### Assignment:
Each line of the material must be returned exactly.

### Extracted data:
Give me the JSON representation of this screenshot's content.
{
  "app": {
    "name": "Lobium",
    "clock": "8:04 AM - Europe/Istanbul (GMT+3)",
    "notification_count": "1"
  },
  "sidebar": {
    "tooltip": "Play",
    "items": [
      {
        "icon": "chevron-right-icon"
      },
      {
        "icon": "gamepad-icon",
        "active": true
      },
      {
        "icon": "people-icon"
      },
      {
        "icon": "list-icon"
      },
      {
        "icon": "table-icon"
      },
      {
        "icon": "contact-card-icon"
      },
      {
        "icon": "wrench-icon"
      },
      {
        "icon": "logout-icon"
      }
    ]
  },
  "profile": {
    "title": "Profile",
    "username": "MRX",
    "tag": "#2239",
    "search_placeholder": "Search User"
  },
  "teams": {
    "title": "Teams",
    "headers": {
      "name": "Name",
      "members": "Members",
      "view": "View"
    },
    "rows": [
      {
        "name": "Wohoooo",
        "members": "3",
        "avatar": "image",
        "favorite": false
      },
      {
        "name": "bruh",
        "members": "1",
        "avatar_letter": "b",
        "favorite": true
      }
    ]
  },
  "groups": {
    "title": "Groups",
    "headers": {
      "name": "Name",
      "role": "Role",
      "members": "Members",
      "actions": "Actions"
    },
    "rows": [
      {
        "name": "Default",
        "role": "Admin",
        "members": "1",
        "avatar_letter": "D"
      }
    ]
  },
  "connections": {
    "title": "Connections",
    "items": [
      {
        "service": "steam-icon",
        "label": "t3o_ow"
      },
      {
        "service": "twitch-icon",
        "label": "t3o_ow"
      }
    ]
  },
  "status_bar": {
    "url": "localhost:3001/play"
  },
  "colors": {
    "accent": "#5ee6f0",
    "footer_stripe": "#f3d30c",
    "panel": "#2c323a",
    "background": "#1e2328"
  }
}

### Task output:
Give me the JSON representation of this screenshot's content.
{
  "app": {
    "name": "Lobium",
    "clock": "8:04 AM - Europe/Istanbul (GMT+3)",
    "notification_count": "1"
  },
  "sidebar": {
    "tooltip": "Play",
    "items": [
      {
        "icon": "chevron-right-icon"
      },
      {
        "icon": "gamepad-icon",
        "active": true
      },
      {
        "icon": "people-icon"
      },
      {
        "icon": "list-icon"
      },
      {
        "icon": "table-icon"
      },
      {
        "icon": "contact-card-icon"
      },
      {
        "icon": "wrench-icon"
      },
      {
        "icon": "logout-icon"
      }
    ]
  },
  "profile": {
    "title": "Profile",
    "username": "MRX",
    "tag": "#2239",
    "search_placeholder": "Search User"
  },
  "teams": {
    "title": "Teams",
    "headers": {
      "name": "Name",
      "members": "Members",
      "view": "View"
    },
    "rows": [
      {
        "name": "Wohoooo",
        "members": "3",
        "avatar": "image",
        "favorite": false
      },
      {
        "name": "bruh",
        "members": "1",
        "avatar_letter": "b",
        "favorite": true
      }
    ]
  },
  "groups": {
    "title": "Groups",
    "headers": {
      "name": "Name",
      "role": "Role",
      "members": "Members",
      "actions": "Actions"
    },
    "rows": [
      {
        "name": "Default",
        "role": "Admin",
        "members": "1",
        "avatar_letter": "D"
      }
    ]
  },
  "connections": {
    "title": "Connections",
    "items": [
      {
        "service": "steam-icon",
        "label": "t3o_ow"
      },
      {
        "service": "twitch-icon",
        "label": "t3o_ow"
      }
    ]
  },
  "status_bar": {
    "url": "localhost:3001/play"
  },
  "colors": {
    "accent": "#5ee6f0",
    "footer_stripe": "#f3d30c",
    "panel": "#2c323a",
    "background": "#1e2328"
  }
}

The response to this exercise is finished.